Finally, father contends the trial court erred in finding that the relocation would be in Sydney’s best interests. Again, we disagree. The strength of father’s devotion to Sydney, although laudable, does not alone determine her best interest.16 Here, there was ample evidence presented from which the court could consider both parents’ devotion to their daughter, as well as the necessary factors in determining what was ultimately in her best interest. Finally, there was no evidence that the benefits of father’s relationship with Sydney could not be maintained while she lived in Arizona during the [Page 603] school year. In fact, the evidence presented suggested that the relationship might not be affected at all.
Accordingly, since credible evidence supported the factual determinations of the trial court, we find no grounds to reverse the trial court’s exercise of its discretionary authority. Thus, the decision of the court is affirmed.
1 See Anderson v. Anderson, 29 Va. App. 673, 678, 514 S.E.2d 369, 372 (1999).
2 Although the court did not indicate that it considered factors nine and ten, evidence applicable to these factors was presented during the hearing. In addition, neither party has raised any issue concerning the failure of the court to enunciate its findings pertaining to these factors on appeal.
3 Piatt v. Piatt, 27 Va. App. 426, 432, 499 S.E.2d 567, 570 (1998).
4 Hughes v. Gentry, 18 Va. App. 318, 326, 443 S.E.2d 448, 453 (1994).
5 See Bostick v. Bostick-Bennett, 23 Va. App. 527, 478 S.E.2d 319 (1996).
6 Id. at 535, 478 S.E.2d at 323.
7 Cloutier v. Queen, 35 Va. App. 413, 430, 545 S.E.2d 574, 583 (2001) (quoting Simmons v. Simmons, 1 Va. App. 358, 362, 339 S.E.2d 198, 200 (1986)).
8 Id. at 423-24, 545 S.E.2d at 579.
9 Id. at 427, 545 S.E.2d at 581.
10 Id. at 425, 545 S.E.2d at 580.
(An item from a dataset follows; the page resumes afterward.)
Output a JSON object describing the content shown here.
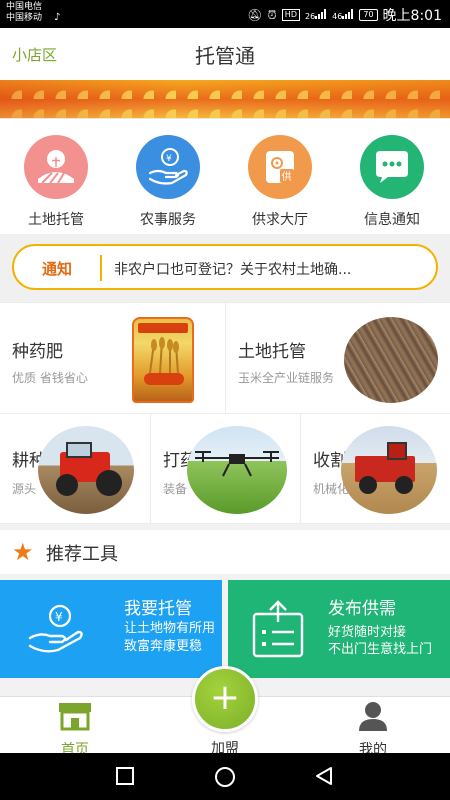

11 Sargent v. Sargent, 20 Va. App. 694, 702, 460 S.E.2d 596, 599 (1995) (quoting Woolley v. Woolley, 3 Va. App. 337, 345, 349 S.E.2d 422, 426 (1986)) (emphasis added).
12 See Walker v. Fagg, 11 Va. App. 581, 586, 400 S.E.2d 208, 211 (1991).
13 See Bailes v. Sours, 231 Va. 96, 99, 340 S.E.2d 824, 826 (1986).
14 Street v. Street, 25 Va. App. 380, 387, 488 S.E.2d 665, 668 (1997) (en banc).
15 Cloutier, 35 Va. App. at 427, 545 S.E.2d at 581.
16 See Scinaldi v. Scinaldi, 2 Va. App. 571, 575, 347 S.E.2d 149, 151 (1986).